## Task to complete
Copy every line that holds the string "chevron" from the data below.

--- Exercise material Enclosed Below ---

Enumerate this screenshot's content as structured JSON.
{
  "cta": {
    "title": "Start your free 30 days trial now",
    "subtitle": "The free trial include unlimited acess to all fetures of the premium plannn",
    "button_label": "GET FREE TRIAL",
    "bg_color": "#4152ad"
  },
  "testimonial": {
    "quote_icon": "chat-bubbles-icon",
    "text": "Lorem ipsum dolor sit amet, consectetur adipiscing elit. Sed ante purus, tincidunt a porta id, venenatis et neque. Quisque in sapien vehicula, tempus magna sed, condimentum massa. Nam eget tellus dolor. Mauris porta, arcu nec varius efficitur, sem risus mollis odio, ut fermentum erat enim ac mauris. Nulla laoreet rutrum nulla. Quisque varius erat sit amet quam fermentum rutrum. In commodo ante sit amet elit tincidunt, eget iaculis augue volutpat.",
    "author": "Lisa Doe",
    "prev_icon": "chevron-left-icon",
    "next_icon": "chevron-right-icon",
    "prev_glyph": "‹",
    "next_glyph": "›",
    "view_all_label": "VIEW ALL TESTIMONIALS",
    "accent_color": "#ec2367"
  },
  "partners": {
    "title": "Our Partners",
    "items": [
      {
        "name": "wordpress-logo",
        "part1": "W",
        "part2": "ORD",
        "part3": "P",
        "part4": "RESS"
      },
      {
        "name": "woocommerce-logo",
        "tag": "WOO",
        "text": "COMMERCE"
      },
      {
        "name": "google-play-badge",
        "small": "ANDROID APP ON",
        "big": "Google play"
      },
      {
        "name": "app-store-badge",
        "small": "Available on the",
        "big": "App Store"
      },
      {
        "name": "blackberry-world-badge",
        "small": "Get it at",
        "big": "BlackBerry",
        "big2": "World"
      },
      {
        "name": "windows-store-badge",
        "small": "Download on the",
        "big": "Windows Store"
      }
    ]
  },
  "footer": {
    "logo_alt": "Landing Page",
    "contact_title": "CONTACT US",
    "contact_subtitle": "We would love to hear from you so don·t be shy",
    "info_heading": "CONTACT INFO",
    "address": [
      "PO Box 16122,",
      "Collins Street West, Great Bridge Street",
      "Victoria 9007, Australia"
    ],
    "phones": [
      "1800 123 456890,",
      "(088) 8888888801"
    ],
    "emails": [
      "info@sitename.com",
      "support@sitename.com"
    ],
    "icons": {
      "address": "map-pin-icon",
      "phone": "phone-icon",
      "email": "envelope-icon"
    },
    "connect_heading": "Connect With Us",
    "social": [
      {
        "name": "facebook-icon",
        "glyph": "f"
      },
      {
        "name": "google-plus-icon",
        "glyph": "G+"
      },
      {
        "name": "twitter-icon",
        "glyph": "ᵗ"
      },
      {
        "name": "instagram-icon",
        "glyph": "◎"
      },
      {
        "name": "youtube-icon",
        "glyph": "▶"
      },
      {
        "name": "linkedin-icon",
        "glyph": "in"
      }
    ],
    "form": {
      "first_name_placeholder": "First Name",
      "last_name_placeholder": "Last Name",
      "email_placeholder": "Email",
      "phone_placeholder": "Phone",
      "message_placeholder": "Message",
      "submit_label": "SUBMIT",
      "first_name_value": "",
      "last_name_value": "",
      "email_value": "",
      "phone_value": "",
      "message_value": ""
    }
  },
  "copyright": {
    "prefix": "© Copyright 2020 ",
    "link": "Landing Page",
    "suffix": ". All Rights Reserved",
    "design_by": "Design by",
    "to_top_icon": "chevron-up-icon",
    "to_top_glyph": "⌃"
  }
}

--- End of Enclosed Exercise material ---

## Response to the task
    "prev_icon": "chevron-left-icon",
    "next_icon": "chevron-right-icon",
    "to_top_icon": "chevron-up-icon",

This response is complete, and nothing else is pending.